I love that you have the pt's back on this!

fuzzywuzzy, CNA

Specializes in LTC. Has 3 years experience.

You gotta love that line. "Don't force them to do anything, but it still BETTER GET DONE OR ELSE."


Specializes in LTC.

One of my residents did not want to get up in the morning. I went, and told the nurse. Thankfully, she didnt make ME force him to get up! They bug him all week for therapy, and appointments he deserves to have a nice day and relax.:)

I have heard of this issue as well. My friend just had to pull her grandfather from a nursing home, because they would not let him eat in his room. What happened? He would not eat. After losing weight, and dwindling down to 84lbs, she moved him to a different home.


Has 5 years experience.

It happens a lot. And it frustrates me, too.

And the hard thing about it is, it's not a black and white issue. I love the idea of "don't make them do anything they don't want to do"...but at the same time, if you didn't "make" some residents do things, they would never be bathed, changed, fed, etc. etc. etc. On one hand, yes, sure it's their "right" to sit in their own waste for days on end. At the same time, the facility is being paid to take care of them, you know? I can never decide how I feel about it.

Of course with something as simple as eating in their rooms, that SHOULD be 100 percent their choice. It's not like it hurts anyone.

They should be able to eat in their rooms! You should also be ensuring that they are sitting up properly and not in a position in which choking is more than likely to happen. A slouched over little lady, whose bed is at 30 degrees, with a tray shoved under her chin... Probably not so wise. But an elderly man sitting upright, able to eat his food without too much trouble? Not a problem to me.

I say this also because, as a pt, I don't expect to always go and "be social" all the time. What if I'm grumpy and really don't want to one day? Don't force me! You get more flies with honey, right? At clinicals, one man was such a grouch and always ate in his room. After spending some time chatting with him, after a week, I got him up and over to the cafeteria room. A nurse was shocked, but I had no clue he never ate in the cafeteria. :p I guess he was just in a good mood.


Specializes in LTC/Rehab.

That frustrates me as well, because I'm thinking, "How can I give proper care, when they(the resident, especially demented or with Alheizemers) keep refusing?
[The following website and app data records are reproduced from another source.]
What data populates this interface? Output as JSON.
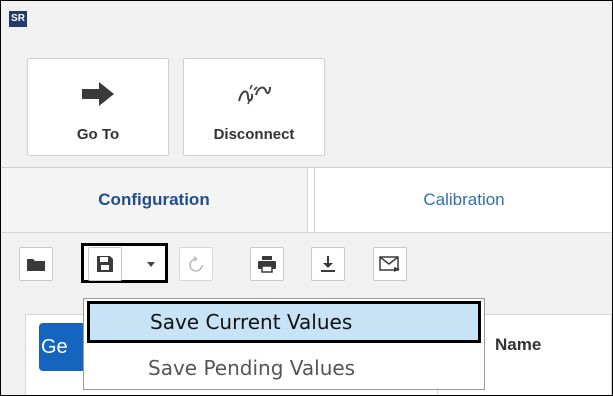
{
  "app": {
    "badge": "SR"
  },
  "ribbon": {
    "goto_label": "Go To",
    "disconnect_label": "Disconnect"
  },
  "tabs": [
    {
      "label": "Configuration",
      "active": true
    },
    {
      "label": "Calibration",
      "active": false
    }
  ],
  "toolbar": {
    "icons": [
      "folder-icon",
      "save-icon",
      "chevron-down-icon",
      "refresh-icon",
      "print-icon",
      "download-icon",
      "email-icon"
    ]
  },
  "dropdown": {
    "items": [
      {
        "label": "Save Current Values",
        "state": "highlighted"
      },
      {
        "label": "Save Pending Values",
        "state": "normal"
      }
    ]
  },
  "content": {
    "group_tab_label": "Ge",
    "column_header": "Name"
  },
  "colors": {
    "accent": "#1565c0",
    "highlight": "#c9e3f6",
    "tab_active_text": "#1f4e8c",
    "tab_text": "#2f6fb6"
  }
}
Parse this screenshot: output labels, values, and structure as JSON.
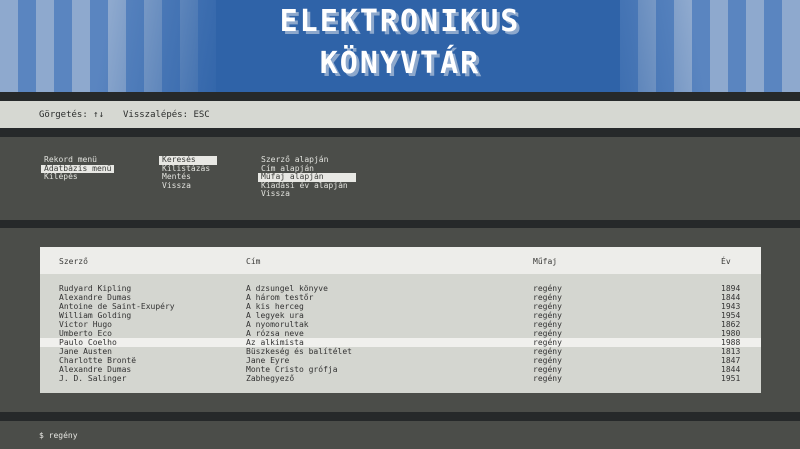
{
  "header": {
    "title_line1": "ELEKTRONIKUS",
    "title_line2": "KÖNYVTÁR",
    "colors": {
      "banner": "#2f63a8",
      "step_light": "#8ea9ce",
      "step_mid": "#5a85c0"
    }
  },
  "hints": {
    "scroll_label": "Görgetés: ↑↓",
    "back_label": "Visszalépés: ESC"
  },
  "menu": {
    "main": [
      {
        "label": "Rekord menü",
        "selected": false
      },
      {
        "label": "Adatbázis menü",
        "selected": true
      },
      {
        "label": "Kilépés",
        "selected": false
      }
    ],
    "database": [
      {
        "label": "Keresés",
        "selected": true
      },
      {
        "label": "Kilistázás",
        "selected": false
      },
      {
        "label": "Mentés",
        "selected": false
      },
      {
        "label": "Vissza",
        "selected": false
      }
    ],
    "search": [
      {
        "label": "Szerző alapján",
        "selected": false
      },
      {
        "label": "Cím alapján",
        "selected": false
      },
      {
        "label": "Műfaj alapján",
        "selected": true
      },
      {
        "label": "Kiadási év alapján",
        "selected": false
      },
      {
        "label": "Vissza",
        "selected": false
      }
    ]
  },
  "table": {
    "columns": [
      "Szerző",
      "Cím",
      "Műfaj",
      "Év"
    ],
    "rows": [
      [
        "Rudyard Kipling",
        "A dzsungel könyve",
        "regény",
        "1894"
      ],
      [
        "Alexandre Dumas",
        "A három testőr",
        "regény",
        "1844"
      ],
      [
        "Antoine de Saint-Exupéry",
        "A kis herceg",
        "regény",
        "1943"
      ],
      [
        "William Golding",
        "A legyek ura",
        "regény",
        "1954"
      ],
      [
        "Victor Hugo",
        "A nyomorultak",
        "regény",
        "1862"
      ],
      [
        "Umberto Eco",
        "A rózsa neve",
        "regény",
        "1980"
      ],
      [
        "Paulo Coelho",
        "Az alkimista",
        "regény",
        "1988"
      ],
      [
        "Jane Austen",
        "Büszkeség és balítélet",
        "regény",
        "1813"
      ],
      [
        "Charlotte Brontë",
        "Jane Eyre",
        "regény",
        "1847"
      ],
      [
        "Alexandre Dumas",
        "Monte Cristo grófja",
        "regény",
        "1844"
      ],
      [
        "J. D. Salinger",
        "Zabhegyező",
        "regény",
        "1951"
      ]
    ],
    "selected_row": 6
  },
  "prompt": {
    "text": "$ regény"
  }
}
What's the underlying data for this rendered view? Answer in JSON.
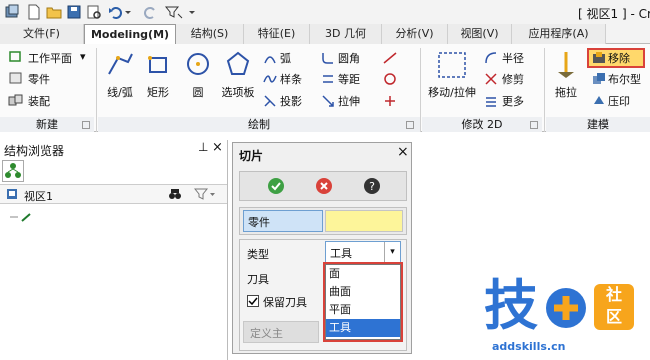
{
  "quick_access": {
    "icons": [
      "new-file-icon",
      "open-folder-icon",
      "save-icon",
      "print-preview-icon",
      "undo-icon",
      "redo-icon",
      "filter-toggle-icon"
    ]
  },
  "window_title": "[ 视区1 ] - Cr",
  "tabs": [
    {
      "label": "文件(F)",
      "active": false
    },
    {
      "label": "Modeling(M)",
      "active": true
    },
    {
      "label": "结构(S)",
      "active": false
    },
    {
      "label": "特征(E)",
      "active": false
    },
    {
      "label": "3D 几何",
      "active": false
    },
    {
      "label": "分析(V)",
      "active": false
    },
    {
      "label": "视图(V)",
      "active": false
    },
    {
      "label": "应用程序(A)",
      "active": false
    }
  ],
  "ribbon": {
    "new_group": {
      "label": "新建",
      "items": [
        "工作平面",
        "零件",
        "装配"
      ]
    },
    "draw_group": {
      "label": "绘制",
      "big_buttons": [
        "线/弧",
        "矩形",
        "圆",
        "选项板"
      ],
      "small_col1": [
        "弧",
        "样条",
        "投影"
      ],
      "small_col2": [
        "圆角",
        "等距",
        "拉伸"
      ]
    },
    "modify_group": {
      "label": "修改 2D",
      "big_button": "移动/拉伸",
      "items": [
        "半径",
        "修剪",
        "更多"
      ]
    },
    "model_group": {
      "label": "建模",
      "big_button": "拖拉",
      "items": [
        "移除",
        "布尔型",
        "压印"
      ]
    }
  },
  "left_panel": {
    "title": "结构浏览器",
    "pin": "ᵖ",
    "close": "×",
    "view_name": "视区1"
  },
  "dialog": {
    "title": "切片",
    "close": "×",
    "part_label": "零件",
    "part_value": "",
    "type_label": "类型",
    "type_value": "工具",
    "tool_label": "刀具",
    "keep_tool_label": "保留刀具",
    "keep_tool_checked": true,
    "define_label": "定义主",
    "type_options": [
      "面",
      "曲面",
      "平面",
      "工具"
    ],
    "selected_option": "工具"
  },
  "watermark": {
    "text": "技",
    "site": "addskills.cn",
    "badge_line1": "社",
    "badge_line2": "区"
  }
}
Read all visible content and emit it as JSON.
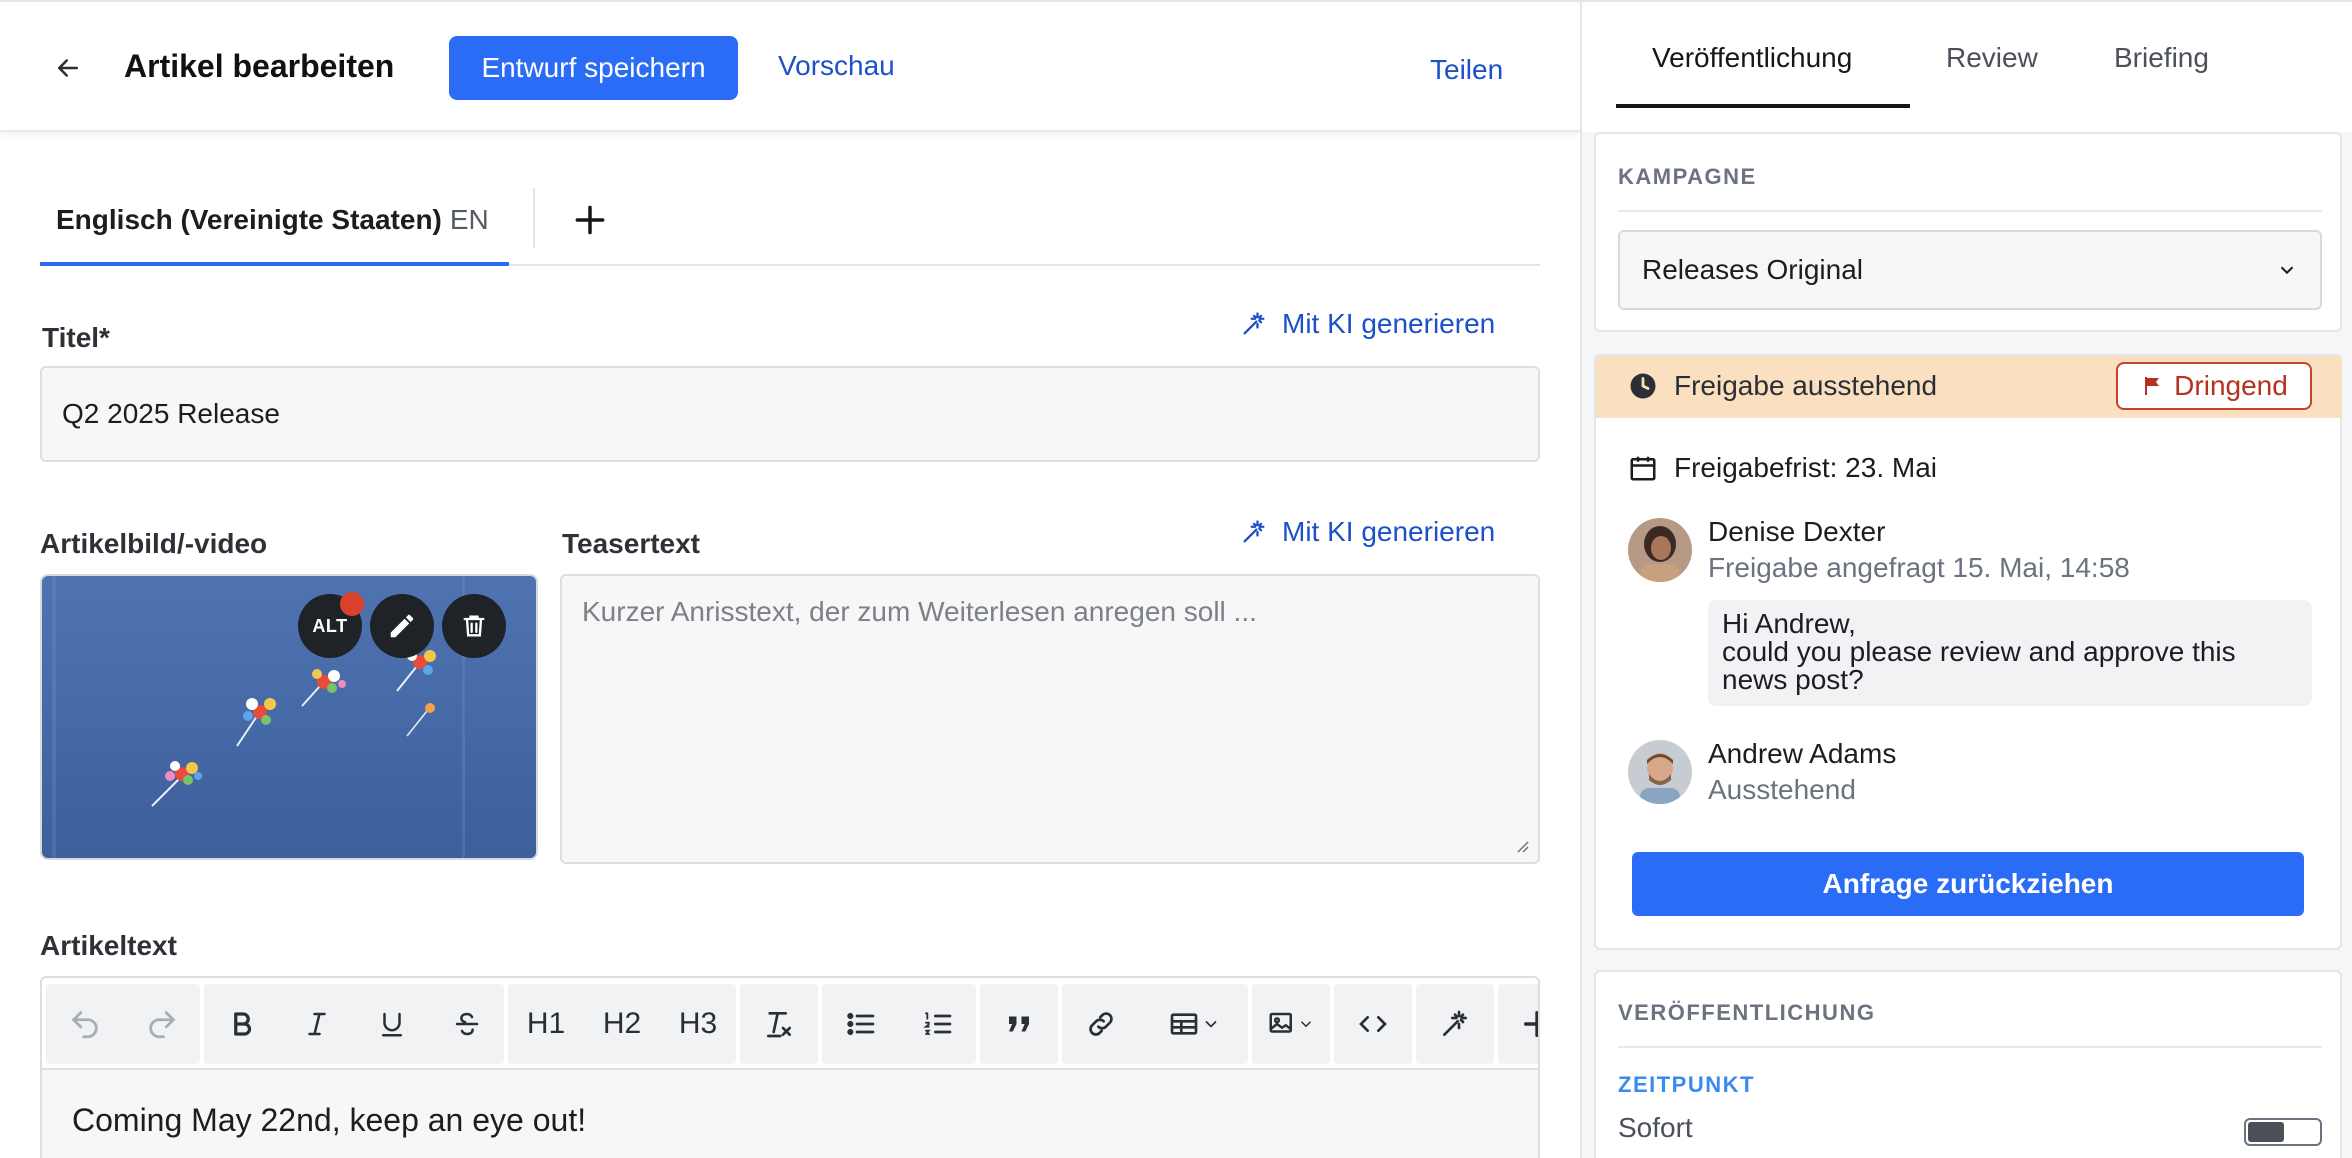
{
  "header": {
    "title": "Artikel bearbeiten",
    "save_label": "Entwurf speichern",
    "preview_label": "Vorschau",
    "share_label": "Teilen"
  },
  "language_tab": {
    "name": "Englisch (Vereinigte Staaten)",
    "code": "EN"
  },
  "title_field": {
    "label": "Titel*",
    "ai_label": "Mit KI generieren",
    "value": "Q2 2025 Release"
  },
  "media": {
    "label": "Artikelbild/-video",
    "alt_label": "ALT"
  },
  "teaser": {
    "label": "Teasertext",
    "ai_label": "Mit KI generieren",
    "placeholder": "Kurzer Anrisstext, der zum Weiterlesen anregen soll ..."
  },
  "article": {
    "label": "Artikeltext",
    "toolbar": {
      "h1": "H1",
      "h2": "H2",
      "h3": "H3"
    },
    "content": "Coming May 22nd, keep an eye out!"
  },
  "sidebar": {
    "tabs": [
      {
        "label": "Veröffentlichung"
      },
      {
        "label": "Review"
      },
      {
        "label": "Briefing"
      }
    ],
    "campaign": {
      "heading": "KAMPAGNE",
      "selected": "Releases Original"
    },
    "approval": {
      "status": "Freigabe ausstehend",
      "badge": "Dringend",
      "deadline": "Freigabefrist: 23. Mai",
      "requester_name": "Denise Dexter",
      "requester_sub": "Freigabe angefragt 15. Mai, 14:58",
      "message_line1": "Hi Andrew,",
      "message_line2": "could you please review and approve this",
      "message_line3": "news post?",
      "approver_name": "Andrew Adams",
      "approver_sub": "Ausstehend",
      "withdraw_label": "Anfrage zurückziehen"
    },
    "publication": {
      "heading": "VERÖFFENTLICHUNG",
      "subheading": "ZEITPUNKT",
      "option_label": "Sofort"
    }
  },
  "colors": {
    "primary": "#2b6cf6",
    "link": "#1d50c9",
    "warning_bg": "#fadfc0",
    "urgent": "#c8412b"
  }
}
But I'm continuing to learn different techniques for each person to ensure they do what they need to be to be well.